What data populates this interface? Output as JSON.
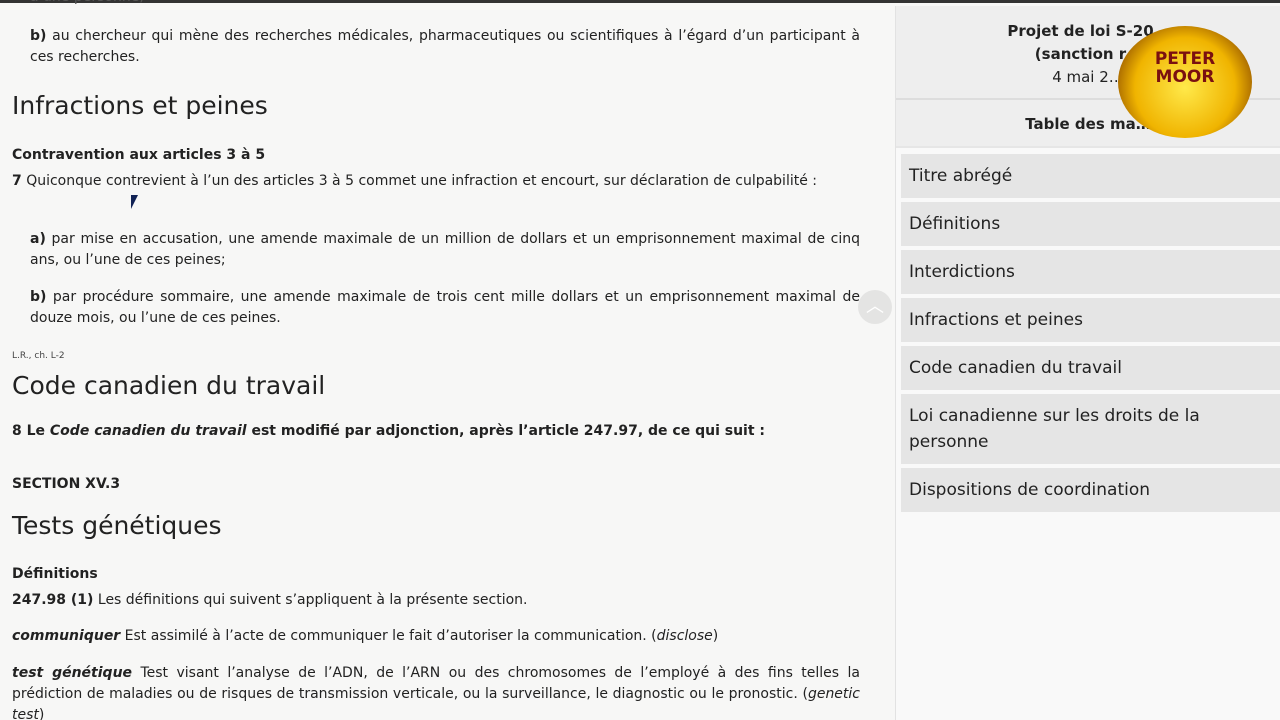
{
  "main": {
    "cut_line": "à une personne;",
    "b1_label": "b)",
    "b1_text": " au chercheur qui mène des recherches médicales, pharmaceutiques ou scientifiques à l’égard d’un participant à ces recherches.",
    "h_infractions": "Infractions et peines",
    "h_contravention": "Contravention aux articles 3 à 5",
    "s7_num": "7",
    "s7_text": " Quiconque contrevient à l’un des articles 3 à 5 commet une infraction et encourt, sur déclaration de culpabilité :",
    "a_label": "a)",
    "a_text": " par mise en accusation, une amende maximale de un million de dollars et un emprisonnement maximal de cinq ans, ou l’une de ces peines;",
    "b2_label": "b)",
    "b2_text": " par procédure sommaire, une amende maximale de trois cent mille dollars et un emprisonnement maximal de douze mois, ou l’une de ces peines.",
    "ref": "L.R., ch. L-2",
    "h_code": "Code canadien du travail",
    "s8_a": "8 Le ",
    "s8_i": "Code canadien du travail",
    "s8_b": " est modifié par adjonction, après l’article 247.97, de ce qui suit :",
    "section": "SECTION XV.3",
    "h_tests": "Tests génétiques",
    "h_defs": "Définitions",
    "s247_num": "247.98 (1)",
    "s247_text": " Les définitions qui suivent s’appliquent à la présente section.",
    "comm_term": "communiquer",
    "comm_text": " Est assimilé à l’acte de communiquer le fait d’autoriser la communication. (",
    "comm_en": "disclose",
    "comm_end": ")",
    "test_term": "test génétique",
    "test_text": " Test visant l’analyse de l’ADN, de l’ARN ou des chromosomes de l’employé à des fins telles la prédiction de maladies ou de risques de transmission verticale, ou la surveillance, le diagnostic ou le pronostic. (",
    "test_en": "genetic test",
    "test_end": ")"
  },
  "sidebar": {
    "title_line1": "Projet de loi S-20…",
    "title_line2": "(sanction r…",
    "date": "4 mai 2…",
    "toc": "Table des ma…",
    "items": [
      "Titre abrégé",
      "Définitions",
      "Interdictions",
      "Infractions et peines",
      "Code canadien du travail",
      "Loi canadienne sur les droits de la personne",
      "Dispositions de coordination"
    ]
  },
  "watermark": {
    "text1": "PETER",
    "text2": "MOOR"
  }
}
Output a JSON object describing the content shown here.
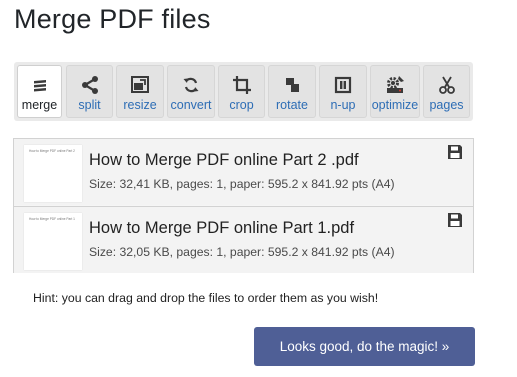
{
  "page": {
    "title": "Merge PDF files"
  },
  "toolbar": {
    "tools": [
      {
        "label": "merge",
        "icon": "merge-icon",
        "active": true
      },
      {
        "label": "split",
        "icon": "split-icon"
      },
      {
        "label": "resize",
        "icon": "resize-icon"
      },
      {
        "label": "convert",
        "icon": "convert-icon"
      },
      {
        "label": "crop",
        "icon": "crop-icon"
      },
      {
        "label": "rotate",
        "icon": "rotate-icon"
      },
      {
        "label": "n-up",
        "icon": "n-up-icon"
      },
      {
        "label": "optimize",
        "icon": "optimize-icon"
      },
      {
        "label": "pages",
        "icon": "pages-icon"
      }
    ]
  },
  "files": [
    {
      "name": "How to Merge PDF online Part 2 .pdf",
      "meta": "Size: 32,41 KB, pages: 1, paper: 595.2 x 841.92 pts (A4)",
      "thumb_text": "How to Merge PDF online Part 2"
    },
    {
      "name": "How to Merge PDF online Part 1.pdf",
      "meta": "Size: 32,05 KB, pages: 1, paper: 595.2 x 841.92 pts (A4)",
      "thumb_text": "How to Merge PDF online Part 1"
    }
  ],
  "hint": "Hint: you can drag and drop the files to order them as you wish!",
  "action": {
    "label": "Looks good, do the magic! »"
  },
  "colors": {
    "accent": "#4f5f96",
    "link": "#2d6db5",
    "icon": "#3a3a3a"
  }
}
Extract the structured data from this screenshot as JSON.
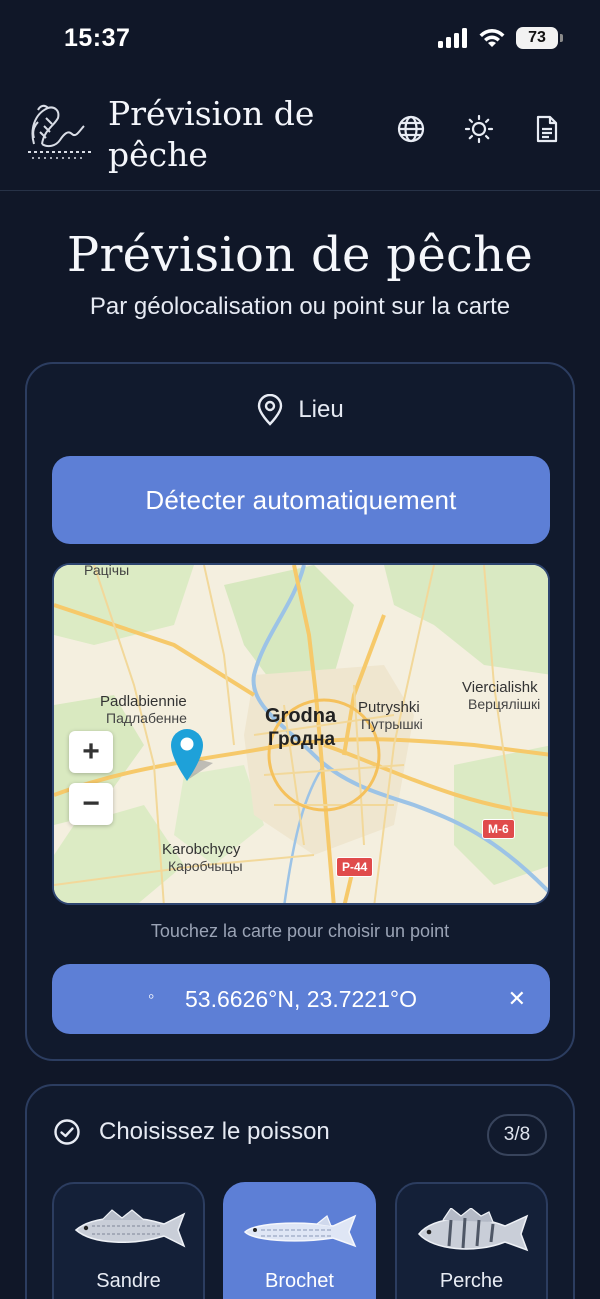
{
  "status": {
    "time": "15:37",
    "battery": "73"
  },
  "header": {
    "title": "Prévision de pêche",
    "icons": [
      "globe-icon",
      "sun-icon",
      "document-icon"
    ]
  },
  "hero": {
    "title": "Prévision de pêche",
    "subtitle": "Par géolocalisation ou point sur la carte"
  },
  "location": {
    "label": "Lieu",
    "detect_button": "Détecter automatiquement",
    "map": {
      "labels": {
        "racicy": "Рацічы",
        "padlabienne": "Padlabiennie",
        "padlabienne_cyr": "Падлабенне",
        "grodna": "Grodna",
        "grodna_cyr": "Гродна",
        "putryshki": "Putryshki",
        "putryshki_cyr": "Путрышкі",
        "viercialishki": "Viercialishk",
        "viercialishki_cyr": "Верцялішкі",
        "karobchycy": "Karobchycy",
        "karobchycy_cyr": "Каробчыцы"
      },
      "roads": {
        "m6": "M-6",
        "p44": "P-44"
      },
      "zoom_in": "+",
      "zoom_out": "−"
    },
    "map_hint": "Touchez la carte pour choisir un point",
    "coords": "53.6626°N, 23.7221°O",
    "coords_bullet": "◦",
    "clear": "✕"
  },
  "fish": {
    "title": "Choisissez le poisson",
    "count": "3/8",
    "items": [
      {
        "name": "Sandre",
        "selected": false
      },
      {
        "name": "Brochet",
        "selected": true
      },
      {
        "name": "Perche",
        "selected": false
      }
    ]
  },
  "colors": {
    "background": "#101728",
    "accent": "#5d7fd6",
    "card_border": "#2c3d60"
  }
}
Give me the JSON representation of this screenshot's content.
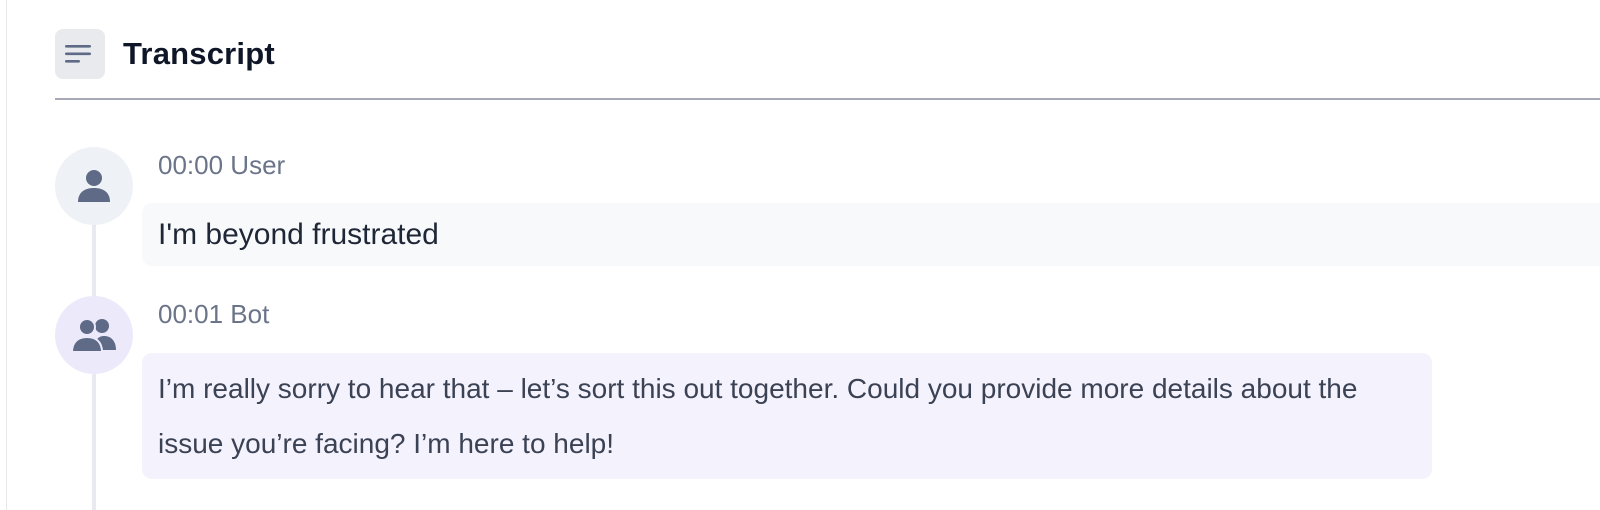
{
  "header": {
    "icon": "transcript-lines-icon",
    "title": "Transcript"
  },
  "messages": [
    {
      "time": "00:00",
      "speaker": "User",
      "meta": "00:00 User",
      "avatar_icon": "person-icon",
      "text": "I'm beyond frustrated"
    },
    {
      "time": "00:01",
      "speaker": "Bot",
      "meta": "00:01 Bot",
      "avatar_icon": "people-icon",
      "text": "I’m really sorry to hear that – let’s sort this out together. Could you provide more details about the issue you’re facing? I’m here to help!"
    }
  ],
  "colors": {
    "title": "#0f1628",
    "meta": "#6b7489",
    "user_bubble": "#f8f9fb",
    "bot_bubble": "#f4f2fd",
    "user_avatar_bg": "#eef1f6",
    "bot_avatar_bg": "#ece9fb",
    "icon": "#5f6a86",
    "divider": "#a7a9b6"
  }
}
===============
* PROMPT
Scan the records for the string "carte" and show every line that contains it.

* PROBLEM SOLUTION
    "subtitle": "Par géolocalisation ou point sur la carte"
    "map_hint": "Touchez la carte pour choisir un point",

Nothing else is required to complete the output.